**What the task asks**
Leave out the pictures and repeat the entries below verbatim.

**Web page and app entries**

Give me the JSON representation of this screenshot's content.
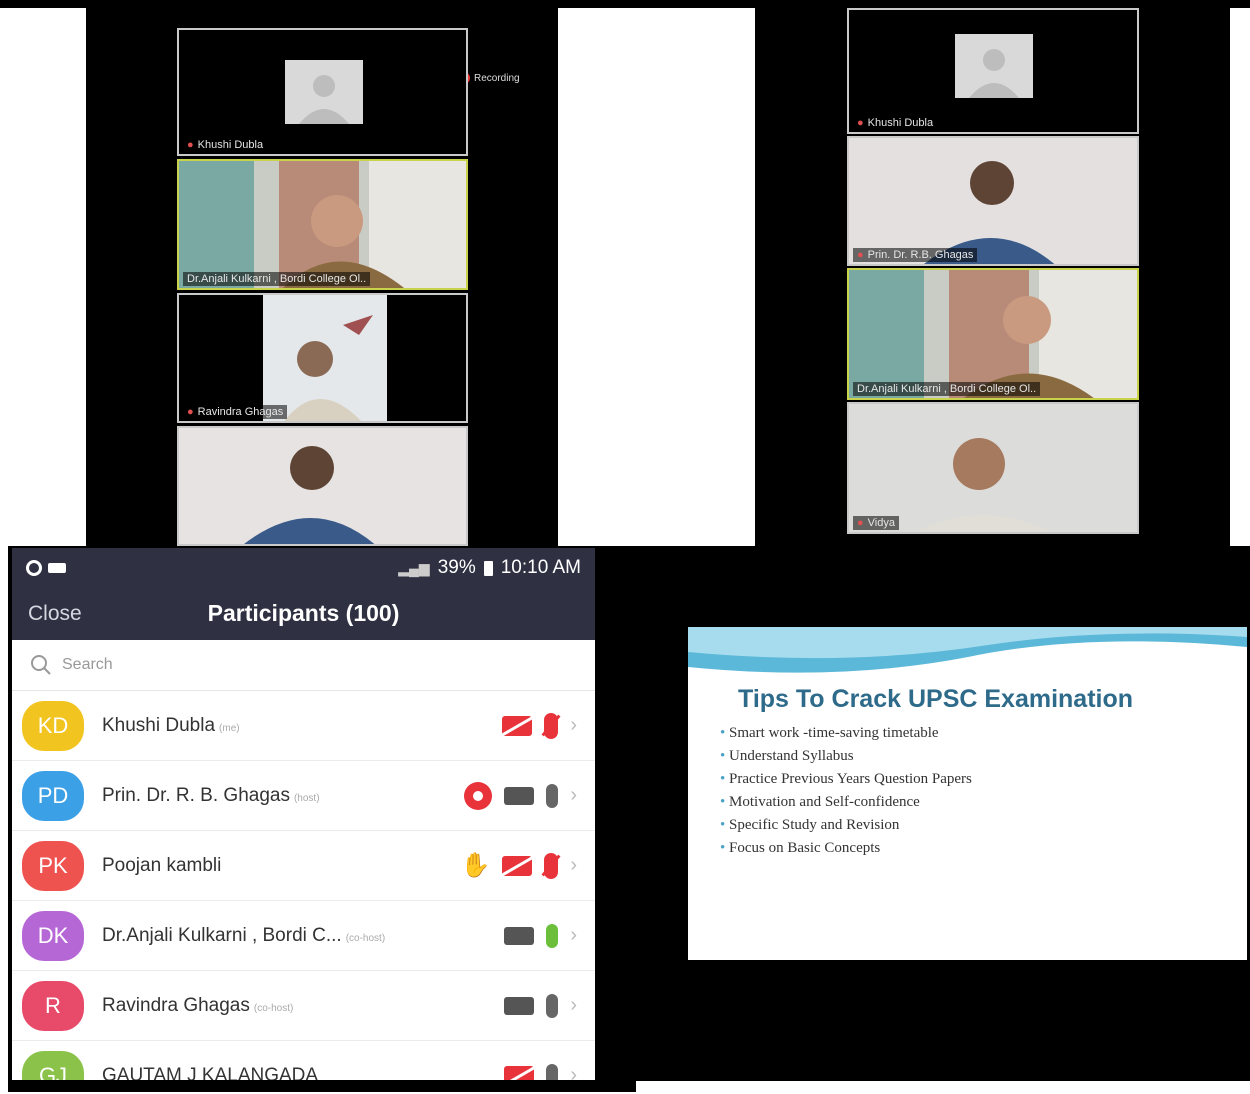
{
  "left_video": {
    "recording_label": "Recording",
    "tiles": [
      {
        "name": "Khushi Dubla",
        "type": "avatar"
      },
      {
        "name": "Dr.Anjali Kulkarni , Bordi College Ol..",
        "type": "video"
      },
      {
        "name": "Ravindra Ghagas",
        "type": "video"
      },
      {
        "name": "",
        "type": "video"
      }
    ]
  },
  "right_video": {
    "tiles": [
      {
        "name": "Khushi Dubla",
        "type": "avatar"
      },
      {
        "name": "Prin. Dr. R.B. Ghagas",
        "type": "video"
      },
      {
        "name": "Dr.Anjali Kulkarni , Bordi College Ol..",
        "type": "video"
      },
      {
        "name": "Vidya",
        "type": "video"
      }
    ]
  },
  "participants": {
    "status": {
      "battery": "39%",
      "time": "10:10 AM"
    },
    "close_label": "Close",
    "title": "Participants (100)",
    "search_placeholder": "Search",
    "list": [
      {
        "initials": "KD",
        "color": "#f1c41f",
        "name": "Khushi Dubla",
        "role": "(me)",
        "camera": "off",
        "mic": "off"
      },
      {
        "initials": "PD",
        "color": "#3ba0e6",
        "name": "Prin. Dr. R. B. Ghagas",
        "role": "(host)",
        "camera": "on",
        "mic": "on",
        "recording": true
      },
      {
        "initials": "PK",
        "color": "#ef5350",
        "name": "Poojan kambli",
        "role": "",
        "camera": "off",
        "mic": "off",
        "hand_raised": true
      },
      {
        "initials": "DK",
        "color": "#b667d6",
        "name": "Dr.Anjali Kulkarni , Bordi C...",
        "role": "(co-host)",
        "camera": "on",
        "mic": "active"
      },
      {
        "initials": "R",
        "color": "#e84a6a",
        "name": "Ravindra Ghagas",
        "role": "(co-host)",
        "camera": "on",
        "mic": "on"
      },
      {
        "initials": "GJ",
        "color": "#8bc34a",
        "name": "GAUTAM  J KALANGADA",
        "role": "",
        "camera": "off",
        "mic": "on"
      }
    ]
  },
  "slide": {
    "title": "Tips To Crack UPSC Examination",
    "bullets": [
      "Smart work -time-saving timetable",
      "Understand Syllabus",
      "Practice Previous Years Question Papers",
      "Motivation and Self-confidence",
      "Specific Study and Revision",
      "Focus on Basic Concepts"
    ]
  }
}
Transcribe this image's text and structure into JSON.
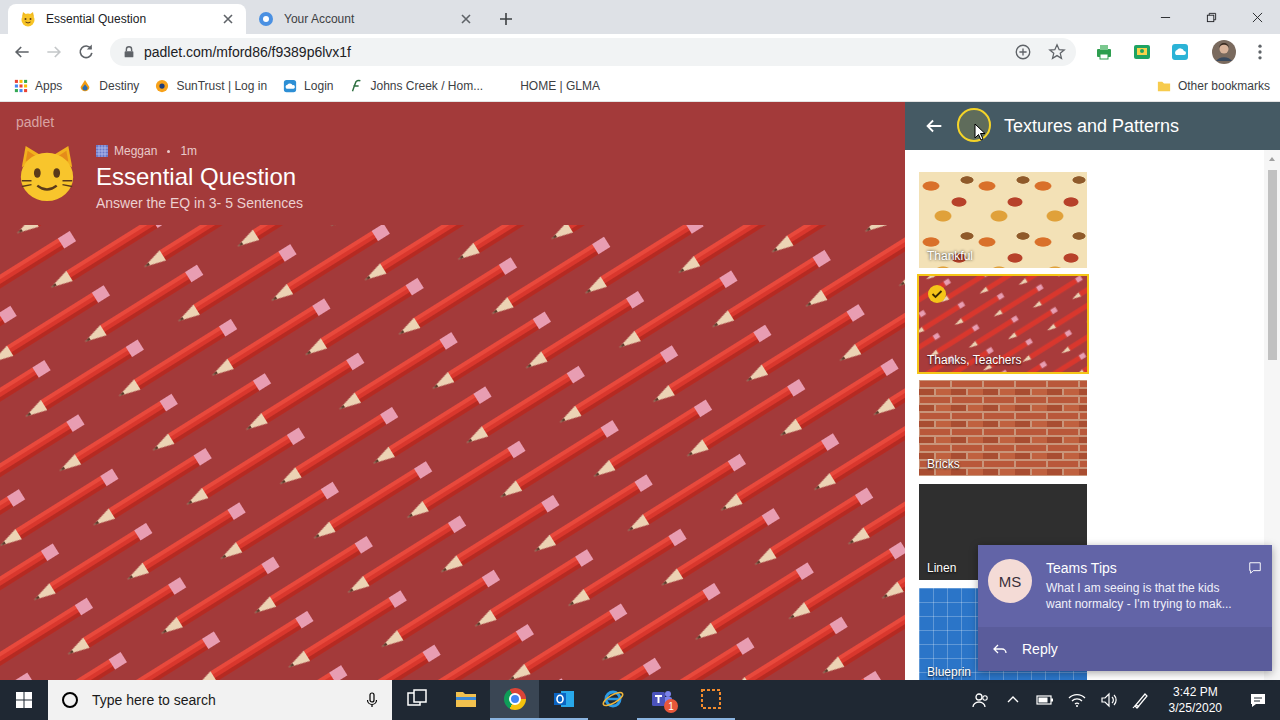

**Completed exercise**
Give me the JSON representation of this screenshot's content.
{
  "left_video": {
    "recording_label": "Recording",
    "tiles": [
      {
        "name": "Khushi Dubla",
        "type": "avatar"
      },
      {
        "name": "Dr.Anjali Kulkarni , Bordi College Ol..",
        "type": "video"
      },
      {
        "name": "Ravindra Ghagas",
        "type": "video"
      },
      {
        "name": "",
        "type": "video"
      }
    ]
  },
  "right_video": {
    "tiles": [
      {
        "name": "Khushi Dubla",
        "type": "avatar"
      },
      {
        "name": "Prin. Dr. R.B. Ghagas",
        "type": "video"
      },
      {
        "name": "Dr.Anjali Kulkarni , Bordi College Ol..",
        "type": "video"
      },
      {
        "name": "Vidya",
        "type": "video"
      }
    ]
  },
  "participants": {
    "status": {
      "battery": "39%",
      "time": "10:10 AM"
    },
    "close_label": "Close",
    "title": "Participants (100)",
    "search_placeholder": "Search",
    "list": [
      {
        "initials": "KD",
        "color": "#f1c41f",
        "name": "Khushi Dubla",
        "role": "(me)",
        "camera": "off",
        "mic": "off"
      },
      {
        "initials": "PD",
        "color": "#3ba0e6",
        "name": "Prin. Dr. R. B. Ghagas",
        "role": "(host)",
        "camera": "on",
        "mic": "on",
        "recording": true
      },
      {
        "initials": "PK",
        "color": "#ef5350",
        "name": "Poojan kambli",
        "role": "",
        "camera": "off",
        "mic": "off",
        "hand_raised": true
      },
      {
        "initials": "DK",
        "color": "#b667d6",
        "name": "Dr.Anjali Kulkarni , Bordi C...",
        "role": "(co-host)",
        "camera": "on",
        "mic": "active"
      },
      {
        "initials": "R",
        "color": "#e84a6a",
        "name": "Ravindra Ghagas",
        "role": "(co-host)",
        "camera": "on",
        "mic": "on"
      },
      {
        "initials": "GJ",
        "color": "#8bc34a",
        "name": "GAUTAM  J KALANGADA",
        "role": "",
        "camera": "off",
        "mic": "on"
      }
    ]
  },
  "slide": {
    "title": "Tips To Crack UPSC Examination",
    "bullets": [
      "Smart work -time-saving timetable",
      "Understand Syllabus",
      "Practice Previous Years Question Papers",
      "Motivation and Self-confidence",
      "Specific Study and Revision",
      "Focus on Basic Concepts"
    ]
  }
}
Transcribe this image's text and structure into JSON.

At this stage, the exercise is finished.